Congress takes action against ‘super greenhouse gases’ in coronavirus stimulus
This week, with Americans distracted by tinsel, wrapping paper, and the prospect of a much-needed $600 stimulus check, Congress achieved something that in recent years has seemed impossible: It passed legislation that will cut greenhouse gas emissions and boost clean energy spending at the same time.
Climate and energy provisions were folded into Congress’s $900 billion coronavirus stimulus package, which passed Monday night after days of political wrangling. Those components of the bill — which authorize $35 billion in clean energy spending and require the U.S. to phase down emissions of a greenhouse gas thousands of times more potent than carbon dioxide — represent the most significant action Congress has taken on global warming in over a decade.
And they provide a signal for what might be possible in the years ahead.

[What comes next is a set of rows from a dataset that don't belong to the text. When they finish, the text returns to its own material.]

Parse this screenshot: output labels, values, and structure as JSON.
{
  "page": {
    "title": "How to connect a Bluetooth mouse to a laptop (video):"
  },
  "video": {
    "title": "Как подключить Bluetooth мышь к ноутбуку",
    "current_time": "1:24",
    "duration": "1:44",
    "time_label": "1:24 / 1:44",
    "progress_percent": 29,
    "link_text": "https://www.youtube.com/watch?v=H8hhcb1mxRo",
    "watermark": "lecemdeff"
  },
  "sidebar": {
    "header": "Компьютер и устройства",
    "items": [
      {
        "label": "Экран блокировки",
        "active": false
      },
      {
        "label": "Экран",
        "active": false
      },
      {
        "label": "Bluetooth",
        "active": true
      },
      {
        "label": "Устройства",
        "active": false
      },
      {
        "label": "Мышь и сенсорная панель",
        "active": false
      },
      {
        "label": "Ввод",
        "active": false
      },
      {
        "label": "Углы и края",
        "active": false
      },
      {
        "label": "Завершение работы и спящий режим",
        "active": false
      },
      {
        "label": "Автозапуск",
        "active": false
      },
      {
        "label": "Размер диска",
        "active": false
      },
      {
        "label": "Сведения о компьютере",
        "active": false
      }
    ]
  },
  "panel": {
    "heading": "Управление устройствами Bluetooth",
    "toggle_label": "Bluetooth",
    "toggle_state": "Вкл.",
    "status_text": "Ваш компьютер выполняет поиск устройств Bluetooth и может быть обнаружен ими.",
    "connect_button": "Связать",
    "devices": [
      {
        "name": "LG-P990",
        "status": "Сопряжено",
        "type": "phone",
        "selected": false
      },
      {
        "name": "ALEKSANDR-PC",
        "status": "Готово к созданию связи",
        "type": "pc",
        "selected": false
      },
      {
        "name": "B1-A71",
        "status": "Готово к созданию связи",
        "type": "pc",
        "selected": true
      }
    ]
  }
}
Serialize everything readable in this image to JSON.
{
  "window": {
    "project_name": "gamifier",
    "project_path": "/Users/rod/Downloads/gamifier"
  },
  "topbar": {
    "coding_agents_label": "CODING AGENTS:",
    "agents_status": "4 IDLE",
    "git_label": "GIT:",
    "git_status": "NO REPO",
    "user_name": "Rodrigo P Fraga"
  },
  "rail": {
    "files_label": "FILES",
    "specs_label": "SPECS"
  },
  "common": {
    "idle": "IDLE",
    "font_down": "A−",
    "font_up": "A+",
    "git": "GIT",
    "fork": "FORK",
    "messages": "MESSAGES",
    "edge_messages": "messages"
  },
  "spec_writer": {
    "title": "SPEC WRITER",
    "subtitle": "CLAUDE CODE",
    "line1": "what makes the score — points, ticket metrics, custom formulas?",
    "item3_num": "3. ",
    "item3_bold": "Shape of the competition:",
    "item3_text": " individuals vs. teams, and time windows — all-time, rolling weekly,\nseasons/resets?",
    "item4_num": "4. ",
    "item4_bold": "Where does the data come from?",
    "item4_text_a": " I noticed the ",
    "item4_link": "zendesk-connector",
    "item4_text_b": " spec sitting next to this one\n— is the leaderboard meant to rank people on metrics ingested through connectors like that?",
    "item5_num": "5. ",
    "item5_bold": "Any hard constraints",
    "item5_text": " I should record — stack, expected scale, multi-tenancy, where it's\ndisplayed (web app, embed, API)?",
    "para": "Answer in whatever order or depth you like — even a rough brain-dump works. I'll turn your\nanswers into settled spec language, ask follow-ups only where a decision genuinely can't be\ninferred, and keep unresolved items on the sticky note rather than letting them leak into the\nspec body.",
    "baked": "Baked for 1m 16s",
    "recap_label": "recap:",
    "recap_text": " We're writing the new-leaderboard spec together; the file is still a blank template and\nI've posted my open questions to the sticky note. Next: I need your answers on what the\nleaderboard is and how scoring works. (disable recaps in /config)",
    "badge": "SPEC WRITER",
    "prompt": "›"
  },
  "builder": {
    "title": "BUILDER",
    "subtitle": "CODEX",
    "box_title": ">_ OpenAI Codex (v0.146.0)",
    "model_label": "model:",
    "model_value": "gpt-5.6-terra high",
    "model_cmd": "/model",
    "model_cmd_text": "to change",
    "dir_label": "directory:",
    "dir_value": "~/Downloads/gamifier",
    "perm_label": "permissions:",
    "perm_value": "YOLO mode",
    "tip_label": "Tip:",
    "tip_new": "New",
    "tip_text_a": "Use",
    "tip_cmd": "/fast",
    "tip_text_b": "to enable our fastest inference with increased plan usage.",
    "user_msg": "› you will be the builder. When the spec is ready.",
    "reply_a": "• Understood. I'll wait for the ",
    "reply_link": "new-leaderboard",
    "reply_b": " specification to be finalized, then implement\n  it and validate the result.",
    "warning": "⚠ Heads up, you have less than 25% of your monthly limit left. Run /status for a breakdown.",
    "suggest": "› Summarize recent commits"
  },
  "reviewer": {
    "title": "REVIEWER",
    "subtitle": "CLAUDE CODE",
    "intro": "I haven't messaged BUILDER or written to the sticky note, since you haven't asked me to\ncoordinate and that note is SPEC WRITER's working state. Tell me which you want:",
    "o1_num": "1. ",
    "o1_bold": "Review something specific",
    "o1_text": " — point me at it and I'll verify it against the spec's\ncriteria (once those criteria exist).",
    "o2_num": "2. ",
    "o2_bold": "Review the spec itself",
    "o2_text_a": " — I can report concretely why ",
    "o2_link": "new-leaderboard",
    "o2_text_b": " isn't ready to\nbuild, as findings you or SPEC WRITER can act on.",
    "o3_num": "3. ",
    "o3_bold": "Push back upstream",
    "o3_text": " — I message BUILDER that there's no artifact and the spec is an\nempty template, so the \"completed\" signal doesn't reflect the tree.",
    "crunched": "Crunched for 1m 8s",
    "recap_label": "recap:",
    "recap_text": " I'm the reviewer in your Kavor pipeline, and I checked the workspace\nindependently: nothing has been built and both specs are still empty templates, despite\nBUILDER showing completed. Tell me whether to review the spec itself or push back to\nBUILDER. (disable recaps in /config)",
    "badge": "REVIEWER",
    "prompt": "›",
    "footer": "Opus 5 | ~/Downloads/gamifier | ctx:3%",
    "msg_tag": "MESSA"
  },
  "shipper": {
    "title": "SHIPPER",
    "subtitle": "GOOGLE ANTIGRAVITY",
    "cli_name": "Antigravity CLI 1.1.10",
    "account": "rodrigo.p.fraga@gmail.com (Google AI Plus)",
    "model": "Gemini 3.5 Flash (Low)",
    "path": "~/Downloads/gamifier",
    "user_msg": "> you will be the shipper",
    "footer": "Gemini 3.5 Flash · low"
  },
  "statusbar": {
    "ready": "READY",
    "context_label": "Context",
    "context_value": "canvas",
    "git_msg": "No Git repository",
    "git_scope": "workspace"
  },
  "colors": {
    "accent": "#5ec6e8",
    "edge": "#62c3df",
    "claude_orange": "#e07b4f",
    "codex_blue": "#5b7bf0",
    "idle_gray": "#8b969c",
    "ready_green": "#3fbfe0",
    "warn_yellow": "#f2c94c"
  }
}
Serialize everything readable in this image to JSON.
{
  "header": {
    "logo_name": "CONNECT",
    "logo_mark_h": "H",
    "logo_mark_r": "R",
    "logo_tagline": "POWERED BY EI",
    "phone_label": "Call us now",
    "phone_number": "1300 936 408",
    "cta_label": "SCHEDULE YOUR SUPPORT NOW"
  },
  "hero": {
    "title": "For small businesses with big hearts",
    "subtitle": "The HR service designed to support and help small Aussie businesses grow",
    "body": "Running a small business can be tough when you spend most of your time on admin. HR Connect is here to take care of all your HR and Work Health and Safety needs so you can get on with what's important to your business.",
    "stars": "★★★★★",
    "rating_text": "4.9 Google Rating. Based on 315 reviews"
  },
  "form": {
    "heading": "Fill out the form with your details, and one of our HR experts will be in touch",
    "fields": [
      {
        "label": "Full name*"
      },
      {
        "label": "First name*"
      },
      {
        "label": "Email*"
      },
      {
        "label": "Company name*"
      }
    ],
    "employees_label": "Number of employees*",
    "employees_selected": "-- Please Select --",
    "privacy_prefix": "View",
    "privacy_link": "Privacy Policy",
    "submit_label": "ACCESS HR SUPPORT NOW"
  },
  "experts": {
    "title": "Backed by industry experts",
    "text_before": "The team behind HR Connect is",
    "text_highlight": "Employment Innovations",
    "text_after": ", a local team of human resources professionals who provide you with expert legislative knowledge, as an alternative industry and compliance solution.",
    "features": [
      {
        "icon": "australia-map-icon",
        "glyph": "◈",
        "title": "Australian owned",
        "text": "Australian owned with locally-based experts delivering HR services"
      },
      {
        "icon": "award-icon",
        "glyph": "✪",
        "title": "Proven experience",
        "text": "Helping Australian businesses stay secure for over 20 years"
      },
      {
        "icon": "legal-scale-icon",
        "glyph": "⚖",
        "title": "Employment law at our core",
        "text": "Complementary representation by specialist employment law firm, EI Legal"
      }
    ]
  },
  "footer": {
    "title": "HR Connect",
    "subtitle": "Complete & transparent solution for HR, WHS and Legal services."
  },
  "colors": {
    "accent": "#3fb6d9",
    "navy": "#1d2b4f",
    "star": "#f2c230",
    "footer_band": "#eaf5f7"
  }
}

“Obviously, this doesn’t solve the climate crisis by any means,” said Leah Stokes, professor of political science at the University of California, Santa Barbara. “But I think it’s really great that Congress actually managed to do something for the end of the year. And it’s good news that we’re capable of doing something bipartisan.”
The most significant part of the bill for the rapidly overheating planet is a requirement for U.S. companies to cut production and use of hydrofluorocarbons, or HFCs, by 85 percent over the next 15 years. HFCs — which are commonly used in refrigerators and air-conditioning systems — were supposed to be a safe alternative to chlorofluorocarbons, the chemicals that deplete the ozone layer. But scientists discovered that when released into the atmosphere, HFCs are 1000 to 3000 times more effective than carbon dioxide at trapping heat. They are now the fastest-growing greenhouse gas in the world.
HFCs are regulated internationally by the Kigali Amendment, a 2016 update of the ozone-protecting Montreal Protocol, which was enacted in the late-1980s. Although over 100 nations have ratified the amendment — thus promising to cut global HFC emissions 80 percent or more by 2050 — the big emitters like the U.S., China, and India haven’t yet signed onto the effort.
The Congressional bill could change all that. “With the bill having just passed with bipartisan support, there’s every reason to expect [the Kigali Amendment] will go through the Senate without much controversy,” said David Doniger, a senior director of climate and energy at the Natural Resources Defense Council. “And then it should unlock ratification by other big countries.”
According to one study, phasing out HFCs around the world would avert 0.5 degrees Celsius of global warming — no small feat on a planet that has already warmed 1.2 degrees Celsius since pre-industrial times.
The relief bill also includes crucial tax credit extensions for renewable energy, and approximately $35 billion in authorized spending for research and development. Of that, $4 billion is earmarked for renewables; $6 billion for carbon capture and storage; $6.6 billion for the development of advanced nuclear technologies; and $2.9 billion for advanced research projects in energy.
Those provisions tucked into the coronavirus stimulus represent the first significant energy spending in over a decade. Back in 2009, President Obama’s Recovery Act included $90 billion for renewable energy generation, energy efficiency, and modernizing the country’s electricity grid. But since then, Congress has been reluctant to fund anything other than intermittent and occasional extensions of clean energy tax credits.
Still, the new bill isn’t a major victory for those hoping for any meaningful climate action. A lot of the spending is in the form of authorizations, which means that the money hasn’t officially been spent yet. “History shows us that there are many, many examples of authorizations that are not fully appropriated or not appropriated at all,” said Greg Dotson, a former Congressional staffer during the Obama administration and current professor of law at the University of Oregon. “An authorization by itself will not improve the nation’s energy situation.”
Dotson notes that a lot of the bill’s focus is on research, development, and other long-term projects — not deploying technology to get emissions reductions today. “You can tell this bill was a negotiation by people with different goals,” he said. “It’s generally a positive step. But it doesn’t reflect the urgency of getting emissions reductions that we really need to achieve.”
For example, according to Stokes, the bill does not include funds for the deployment of electric vehicles, or a federal tax credit for EVs. And comprehensive legislation to address the inequalities of climate change — through cleaning up air pollution in low-income communities — didn’t make it into the stimulus bill either. (The package does include $1.7 billion to help seal up drafty homes and install renewables for poorer households.)
The biggest question moving forward is whether the next Congress — which will take office in early January, two weeks before President-elect Joe Biden is sworn in — will build on this energy bill, or turn away from climate action altogether.